is constant
as breath.

The boy beside me sleeps
his phone in one hand
a book in the other.

An elderly man
rushes off the train
to return a purple umbrella
to a sweet-faced woman
while the empathy
of passengers
holds the doors
for his return.

A guy in headphones
and a brown puffy jacket
checks his seat twice
leaving the train.

Outside Family Mart
a woman walks on shoes
like skyscrapers.

I’m almost home
when two bulldogs
in matching
red Adidas sweatshirts
nod konichiwa
with the courtesy
we
outsiders
(with exceptions)
learn living in Japan.

Train story: Shanghai to Beijing

12346578From Shanghai to Beijing
in five hours
and 30 minutes
in the “sight-seeing car”
at the cone-shaped end
of a bullet train.

Five hours and a half
of yellow dust-scape
and,
near nowhere,
impenetrable highrises
dropped by
disproportionately large aliens
on their way home.

The reincarnation
of Mao himself
slept soundly
in the seat
beside us.

When Mao disappeared
into the dust-day,
a woman claimed
the window seat.
Mesmerized,
leaning into the view.

Perhaps she had
super-powers
to see more
than the dust
on the trip
between
Shanghai and Beijing.

Tokyo Train Stories


i
A young woman
stands on the train
across from me.
Her short skirt is silver
like the metallic stuff
in windshields
that keeps the car cool
in summer.
Her high tops are silver
and her knapsack,
a toothy shark,
takes a bite from the pole
on which she
leans and reads.

A small girl spots the woman in silver.
Eyes widen
as she points,
whispers to her mom
who sees me watching
and shushes her.

When a seat comes free
at the next stop
the silver woman sits down
near the gawking girl –
A (replanted) Mexican jumping bean –
who cannot contain her joy.

I hope she’s thinking,
“When I grow up, I’m going to wear
a short silver skirt
and a knapsack
in the shape of a shark.”

ii.
At Yokohama Station
a small Asian woman
and her tall foreign partner
enter my car.
She wears
traditional Japanese kimono-pajamas
{I have no idea if such a thing exists
but that’s what they look like to me.}
The kimono-pajamas are purple and fuchsia
with threads of gold
that dance in the light
like kids at recess
or experienced house thieves.
At six and a half feet
her partner dwarfs her.
He may be the whitest man in Japan.
His hair is shaved close to his head
and he wears sunglasses like Robocop.
He too wears the kimono-pajamas,
black, white and grey striped
sear-sucker shorts
and kimono top.

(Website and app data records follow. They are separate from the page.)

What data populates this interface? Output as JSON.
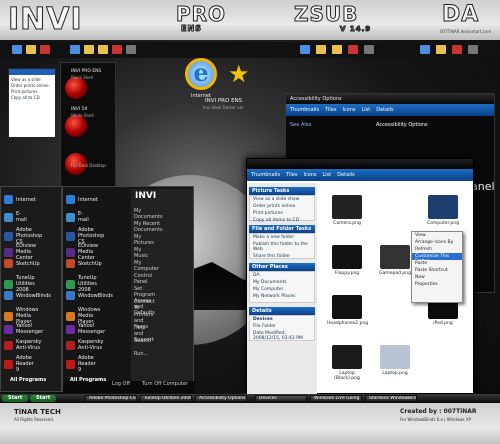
{
  "banner": {
    "invi": "INVI",
    "pro": "PRO",
    "ens": "ENS",
    "zsub": "ZSUB",
    "version": "V 14.9",
    "da": "DA",
    "da_sub": "007TiNAR.deviantart.com"
  },
  "desktop": {
    "ie_label": "Internet",
    "orb1_title": "INVI PRO ENS",
    "orb1_sub": "Black Shell",
    "orb2_title": "INVI 5X",
    "orb2_sub": "White Shell",
    "dark_desktop_label": "For Dark Desktop",
    "center_title": "INVI PRO ENS",
    "center_sub": "Invi Shell Darker ver"
  },
  "start_menu_left": {
    "items": [
      {
        "label": "Internet",
        "sub": "Internet Explorer",
        "color": "#2b7fd8"
      },
      {
        "label": "E-mail",
        "sub": "Outlook Express",
        "color": "#3e8ed0"
      },
      {
        "label": "Adobe Photoshop CS",
        "color": "#2857a4"
      },
      {
        "label": "EDiview Media Center",
        "color": "#5a2a8a"
      },
      {
        "label": "SketchUp",
        "color": "#c24a2a"
      },
      {
        "label": "TuneUp Utilities 2008",
        "color": "#2f9a4e"
      },
      {
        "label": "WindowBlinds",
        "color": "#3a79c8"
      },
      {
        "label": "Windows Media Player",
        "color": "#d77a1f"
      },
      {
        "label": "Yahoo! Messenger",
        "color": "#6a2ca0"
      },
      {
        "label": "Kaspersky Anti-Virus",
        "color": "#b31f1f"
      },
      {
        "label": "Adobe Reader 9",
        "color": "#c01818"
      }
    ],
    "all_programs": "All Programs"
  },
  "start_menu_right": {
    "items": [
      "My Documents",
      "My Recent Documents",
      "My Pictures",
      "My Music",
      "My Computer",
      "Control Panel",
      "Set Program Access and Defaults",
      "Connect To",
      "Printers and Faxes",
      "Help and Support",
      "Search",
      "Run..."
    ],
    "log_off": "Log Off",
    "turn_off": "Turn Off Computer"
  },
  "explorer": {
    "tabs": [
      "Thumbnails",
      "Tiles",
      "Icons",
      "List",
      "Details"
    ],
    "picture_tasks_header": "Picture Tasks",
    "picture_tasks": [
      "View as a slide show",
      "Order prints online",
      "Print pictures",
      "Copy all items to CD"
    ],
    "file_tasks_header": "File and Folder Tasks",
    "file_tasks": [
      "Make a new folder",
      "Publish this folder to the Web",
      "Share this folder"
    ],
    "other_places_header": "Other Places",
    "other_places": [
      "DA",
      "My Documents",
      "My Computer",
      "My Network Places"
    ],
    "details_header": "Details",
    "details": [
      "Devices",
      "File Folder",
      "Date Modified: 2008/12/15, 03:43 PM"
    ],
    "files": [
      {
        "label": "Camera.png",
        "color": "#222"
      },
      {
        "label": "Computer.png",
        "color": "#1d3e6e"
      },
      {
        "label": "Floppy.png",
        "color": "#111"
      },
      {
        "label": "Gamepad.png",
        "color": "#333"
      },
      {
        "label": "Headphones2.png",
        "color": "#111"
      },
      {
        "label": "iPod.png",
        "color": "#0c0c0c"
      },
      {
        "label": "Laptop (Black).png",
        "color": "#1a1a1a"
      },
      {
        "label": "Laptop.png",
        "color": "#b8c4d4"
      }
    ]
  },
  "context_menu": {
    "items": [
      "View",
      "Arrange Icons By",
      "Refresh",
      "Customize This Folder...",
      "Paste",
      "Paste Shortcut",
      "New",
      "Properties"
    ],
    "selected_index": 3
  },
  "accessibility": {
    "title": "Accessibility Options",
    "tabs": [
      "Thumbnails",
      "Tiles",
      "Icons",
      "List",
      "Details"
    ],
    "see_also": "See Also",
    "heading": "Accessibility Options",
    "panel_text": "anel"
  },
  "taskbar": {
    "start": "Start",
    "items": [
      "Adobe Photoshop CS",
      "TuneUp Utilities 2008",
      "Accessibility Options",
      "Devices",
      "Windows Live Going",
      "Stardock WindowBlinds"
    ],
    "labels_under": [
      "Floating",
      "Highlighted"
    ]
  },
  "footer": {
    "company": "TiNAR TECH",
    "rights": "All Rights Reserved.",
    "created": "Created by : 007TiNAR",
    "created_sub": "For WindowBlinds 6.x | Windows XP"
  }
}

It is a great tribute
to the generosity
of the Japanese people
that no one on the train
rolls their eyes
at the foreign man
in his pajamas.
They seem not even to notice.

iii.
On the return trip
we stop at Den-en-chōfu,
a particularly affluent neighbourhood.
I notice that guard rails
prevent “jumpers”
from ending their lives
on this section of the tracks.

iv.
An older woman sits in Courtesy seating.
Black hair with a beautiful cobweb
of grey,
perfectly pressed linen trousers
and Bladerunner blouse.
She holds a dark grey hat
with a brown band
and a book covered
in brown paper
dotted with tiny evergreen trees.
She reads for a few stops
and then falls asleep,
her head drifts back gently,
coming to rest
like snowfall
on the window.

Her shoes are mint green
Mary Janes
with a small kitten heel.
Made of the softest leather,
the toes are scuffed,
well-loved.
Shoes from a different time.

v.
A school girl sits
uniformed.
Grey plaid skirt, starched white blouse
and a cream woolen vest
in spite of soaring temperatures.
On her feet, a pair of converse high tops.
Fuschia, turquoise, green-apple and purple
shapes
swirl.
I detect a pair of lips
but the train slows
and the converse girl
is gone
taking with her
the secret language
of her shoes.

vi.
A teenage boy walks through this car
on his way to the next.
He is what our kids call “half” ~
one Japanese parent,
one foreign parent.
Tee-shirt and board shorts.
Long curly hair in a ponytail.
He smiles,
the happiest on the train.